• Data

------------

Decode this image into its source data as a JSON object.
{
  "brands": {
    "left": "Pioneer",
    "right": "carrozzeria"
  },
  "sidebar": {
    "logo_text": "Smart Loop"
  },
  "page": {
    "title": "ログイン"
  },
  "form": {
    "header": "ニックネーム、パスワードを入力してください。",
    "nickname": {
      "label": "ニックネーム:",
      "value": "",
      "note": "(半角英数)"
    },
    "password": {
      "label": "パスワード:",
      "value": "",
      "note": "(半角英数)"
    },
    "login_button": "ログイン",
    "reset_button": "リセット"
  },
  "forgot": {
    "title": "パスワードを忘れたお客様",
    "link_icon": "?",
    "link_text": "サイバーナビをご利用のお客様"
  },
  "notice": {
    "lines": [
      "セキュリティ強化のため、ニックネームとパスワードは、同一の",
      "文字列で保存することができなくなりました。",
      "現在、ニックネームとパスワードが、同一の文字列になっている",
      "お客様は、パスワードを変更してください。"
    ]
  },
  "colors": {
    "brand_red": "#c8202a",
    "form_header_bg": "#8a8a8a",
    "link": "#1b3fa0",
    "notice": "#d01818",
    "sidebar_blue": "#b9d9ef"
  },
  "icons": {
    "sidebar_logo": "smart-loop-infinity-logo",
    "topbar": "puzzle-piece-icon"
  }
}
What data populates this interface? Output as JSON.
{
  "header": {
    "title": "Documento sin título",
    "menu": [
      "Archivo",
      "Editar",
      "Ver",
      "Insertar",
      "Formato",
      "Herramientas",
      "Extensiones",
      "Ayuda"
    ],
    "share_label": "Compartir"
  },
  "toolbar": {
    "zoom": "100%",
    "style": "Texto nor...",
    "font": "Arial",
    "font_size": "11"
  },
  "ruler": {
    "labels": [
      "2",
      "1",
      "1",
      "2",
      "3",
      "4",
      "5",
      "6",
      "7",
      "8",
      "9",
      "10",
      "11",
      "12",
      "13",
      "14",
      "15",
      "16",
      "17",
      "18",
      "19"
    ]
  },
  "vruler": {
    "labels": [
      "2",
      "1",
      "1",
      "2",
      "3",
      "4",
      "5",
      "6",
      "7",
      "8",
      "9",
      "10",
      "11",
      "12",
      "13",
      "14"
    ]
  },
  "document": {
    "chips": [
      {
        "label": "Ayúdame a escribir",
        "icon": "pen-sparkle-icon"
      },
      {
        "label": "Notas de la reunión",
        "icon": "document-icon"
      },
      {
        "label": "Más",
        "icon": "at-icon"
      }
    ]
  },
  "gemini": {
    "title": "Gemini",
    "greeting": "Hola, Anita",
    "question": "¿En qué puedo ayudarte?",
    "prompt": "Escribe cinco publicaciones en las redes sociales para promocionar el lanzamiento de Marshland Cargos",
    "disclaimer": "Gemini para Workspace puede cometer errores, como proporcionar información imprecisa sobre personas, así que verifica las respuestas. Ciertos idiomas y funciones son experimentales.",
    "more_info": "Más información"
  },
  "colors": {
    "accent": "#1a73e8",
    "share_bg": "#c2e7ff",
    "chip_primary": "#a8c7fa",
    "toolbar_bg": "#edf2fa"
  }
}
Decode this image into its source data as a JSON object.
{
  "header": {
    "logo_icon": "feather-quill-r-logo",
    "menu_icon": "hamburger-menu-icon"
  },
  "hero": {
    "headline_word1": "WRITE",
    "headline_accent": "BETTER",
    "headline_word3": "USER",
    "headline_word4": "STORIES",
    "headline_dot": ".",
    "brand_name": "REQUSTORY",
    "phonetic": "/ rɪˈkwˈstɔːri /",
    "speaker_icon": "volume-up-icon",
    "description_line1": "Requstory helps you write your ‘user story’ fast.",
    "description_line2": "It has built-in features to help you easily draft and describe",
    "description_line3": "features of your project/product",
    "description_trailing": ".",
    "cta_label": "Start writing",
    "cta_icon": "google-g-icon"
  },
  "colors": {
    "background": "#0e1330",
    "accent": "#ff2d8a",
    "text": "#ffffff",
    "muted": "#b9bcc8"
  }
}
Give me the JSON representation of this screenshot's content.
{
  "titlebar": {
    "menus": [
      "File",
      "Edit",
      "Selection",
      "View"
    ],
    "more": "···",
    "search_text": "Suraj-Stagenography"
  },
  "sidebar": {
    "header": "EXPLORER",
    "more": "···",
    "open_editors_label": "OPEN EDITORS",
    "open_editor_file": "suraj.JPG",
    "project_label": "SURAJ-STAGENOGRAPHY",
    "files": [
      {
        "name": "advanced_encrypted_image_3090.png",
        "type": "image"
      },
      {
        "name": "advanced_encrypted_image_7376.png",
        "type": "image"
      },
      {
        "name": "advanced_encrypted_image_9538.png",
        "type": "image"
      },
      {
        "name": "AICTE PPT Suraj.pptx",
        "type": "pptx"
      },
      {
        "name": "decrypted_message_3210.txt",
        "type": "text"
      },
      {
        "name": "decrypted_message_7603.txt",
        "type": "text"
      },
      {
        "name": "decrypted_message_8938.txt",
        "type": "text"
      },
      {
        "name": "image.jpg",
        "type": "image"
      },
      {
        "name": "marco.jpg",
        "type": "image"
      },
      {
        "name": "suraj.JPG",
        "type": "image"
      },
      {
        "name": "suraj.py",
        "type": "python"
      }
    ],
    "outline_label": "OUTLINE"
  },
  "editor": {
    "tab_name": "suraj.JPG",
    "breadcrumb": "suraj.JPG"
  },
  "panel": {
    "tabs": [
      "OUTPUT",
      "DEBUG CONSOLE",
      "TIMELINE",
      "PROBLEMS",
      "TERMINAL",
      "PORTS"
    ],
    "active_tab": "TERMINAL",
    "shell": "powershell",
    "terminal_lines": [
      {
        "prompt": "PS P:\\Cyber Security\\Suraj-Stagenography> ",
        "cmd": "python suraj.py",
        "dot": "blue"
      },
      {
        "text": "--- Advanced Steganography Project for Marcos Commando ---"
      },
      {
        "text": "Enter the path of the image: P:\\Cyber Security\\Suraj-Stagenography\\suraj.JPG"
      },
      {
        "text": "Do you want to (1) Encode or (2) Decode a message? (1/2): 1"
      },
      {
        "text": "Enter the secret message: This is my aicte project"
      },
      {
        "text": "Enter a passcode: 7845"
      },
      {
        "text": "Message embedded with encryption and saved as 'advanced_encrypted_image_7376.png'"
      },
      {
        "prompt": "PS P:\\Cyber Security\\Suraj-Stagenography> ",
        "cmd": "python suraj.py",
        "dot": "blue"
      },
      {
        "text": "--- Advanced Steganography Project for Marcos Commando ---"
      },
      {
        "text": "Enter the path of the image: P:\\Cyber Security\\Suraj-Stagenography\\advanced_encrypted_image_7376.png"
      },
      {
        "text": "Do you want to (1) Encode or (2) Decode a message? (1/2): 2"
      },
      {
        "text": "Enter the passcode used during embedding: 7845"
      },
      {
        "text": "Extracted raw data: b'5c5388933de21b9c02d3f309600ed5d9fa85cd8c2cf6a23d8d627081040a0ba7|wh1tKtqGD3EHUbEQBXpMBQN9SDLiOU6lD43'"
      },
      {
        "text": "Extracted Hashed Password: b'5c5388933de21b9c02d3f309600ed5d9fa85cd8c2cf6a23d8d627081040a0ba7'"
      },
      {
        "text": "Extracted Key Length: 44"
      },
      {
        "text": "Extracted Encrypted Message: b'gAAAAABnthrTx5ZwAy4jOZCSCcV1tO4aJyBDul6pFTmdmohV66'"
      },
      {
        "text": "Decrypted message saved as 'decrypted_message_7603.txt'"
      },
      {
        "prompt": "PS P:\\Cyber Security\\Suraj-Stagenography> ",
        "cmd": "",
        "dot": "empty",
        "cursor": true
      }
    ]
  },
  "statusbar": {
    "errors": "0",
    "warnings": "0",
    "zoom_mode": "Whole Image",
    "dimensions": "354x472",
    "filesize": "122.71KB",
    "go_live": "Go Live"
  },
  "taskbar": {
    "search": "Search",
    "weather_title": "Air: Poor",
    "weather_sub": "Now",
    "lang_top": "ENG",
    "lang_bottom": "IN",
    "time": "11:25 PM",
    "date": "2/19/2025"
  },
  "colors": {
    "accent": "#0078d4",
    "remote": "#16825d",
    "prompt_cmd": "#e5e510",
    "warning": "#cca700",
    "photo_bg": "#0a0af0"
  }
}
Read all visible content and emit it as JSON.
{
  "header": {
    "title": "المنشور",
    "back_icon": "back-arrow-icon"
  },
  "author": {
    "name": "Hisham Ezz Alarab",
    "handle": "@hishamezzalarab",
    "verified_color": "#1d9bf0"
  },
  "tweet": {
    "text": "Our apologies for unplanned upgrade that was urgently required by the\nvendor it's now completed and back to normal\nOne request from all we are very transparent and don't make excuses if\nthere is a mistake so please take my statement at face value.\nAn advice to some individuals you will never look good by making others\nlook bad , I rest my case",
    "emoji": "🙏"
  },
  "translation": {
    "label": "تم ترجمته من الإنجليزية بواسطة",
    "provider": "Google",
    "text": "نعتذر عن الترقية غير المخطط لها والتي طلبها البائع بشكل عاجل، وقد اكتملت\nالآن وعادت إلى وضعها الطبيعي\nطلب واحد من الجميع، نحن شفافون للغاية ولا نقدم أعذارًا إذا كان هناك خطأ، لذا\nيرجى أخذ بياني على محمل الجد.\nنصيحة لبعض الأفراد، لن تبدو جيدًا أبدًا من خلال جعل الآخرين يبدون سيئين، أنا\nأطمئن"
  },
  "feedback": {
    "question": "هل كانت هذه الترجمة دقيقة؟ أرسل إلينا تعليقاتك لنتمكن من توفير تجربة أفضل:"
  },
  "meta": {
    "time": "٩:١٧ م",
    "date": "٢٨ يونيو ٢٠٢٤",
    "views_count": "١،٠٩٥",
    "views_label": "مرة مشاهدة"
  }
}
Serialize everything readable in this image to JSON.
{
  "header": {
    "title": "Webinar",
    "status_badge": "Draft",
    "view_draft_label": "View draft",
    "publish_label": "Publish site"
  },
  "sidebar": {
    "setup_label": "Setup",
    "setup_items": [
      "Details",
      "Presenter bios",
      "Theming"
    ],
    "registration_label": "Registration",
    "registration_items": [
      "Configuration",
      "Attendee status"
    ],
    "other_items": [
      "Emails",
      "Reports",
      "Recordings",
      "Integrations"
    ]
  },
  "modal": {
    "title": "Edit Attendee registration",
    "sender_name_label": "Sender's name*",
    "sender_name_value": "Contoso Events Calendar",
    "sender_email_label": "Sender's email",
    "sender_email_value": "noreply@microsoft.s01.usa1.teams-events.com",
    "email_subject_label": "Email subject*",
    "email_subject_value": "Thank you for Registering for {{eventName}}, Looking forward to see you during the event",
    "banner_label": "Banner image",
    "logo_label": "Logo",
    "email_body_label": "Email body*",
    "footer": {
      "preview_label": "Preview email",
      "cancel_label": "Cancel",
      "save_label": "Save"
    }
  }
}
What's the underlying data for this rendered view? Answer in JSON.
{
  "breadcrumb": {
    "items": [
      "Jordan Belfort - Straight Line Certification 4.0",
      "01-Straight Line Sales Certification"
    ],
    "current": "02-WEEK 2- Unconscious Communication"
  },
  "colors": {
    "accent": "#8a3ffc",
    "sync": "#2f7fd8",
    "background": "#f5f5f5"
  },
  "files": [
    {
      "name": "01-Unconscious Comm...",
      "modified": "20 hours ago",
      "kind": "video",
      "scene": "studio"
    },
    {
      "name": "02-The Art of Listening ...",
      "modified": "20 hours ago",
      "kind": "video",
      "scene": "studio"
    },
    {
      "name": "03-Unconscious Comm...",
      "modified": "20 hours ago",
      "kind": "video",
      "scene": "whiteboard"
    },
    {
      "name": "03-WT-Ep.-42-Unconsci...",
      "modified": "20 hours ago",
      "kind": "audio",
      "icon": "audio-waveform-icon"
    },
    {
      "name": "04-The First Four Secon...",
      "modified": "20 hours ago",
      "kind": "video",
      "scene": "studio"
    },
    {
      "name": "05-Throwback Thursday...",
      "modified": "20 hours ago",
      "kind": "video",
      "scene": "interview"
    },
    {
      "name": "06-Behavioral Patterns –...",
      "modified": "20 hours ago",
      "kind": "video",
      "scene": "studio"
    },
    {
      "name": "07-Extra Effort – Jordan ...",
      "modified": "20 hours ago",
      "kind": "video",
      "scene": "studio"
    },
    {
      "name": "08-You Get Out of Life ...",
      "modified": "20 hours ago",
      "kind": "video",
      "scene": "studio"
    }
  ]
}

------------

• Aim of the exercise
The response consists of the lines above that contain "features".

• Solution
    "description_line2": "It has built-in features to help you easily draft and describe",
    "description_line3": "features of your project/product",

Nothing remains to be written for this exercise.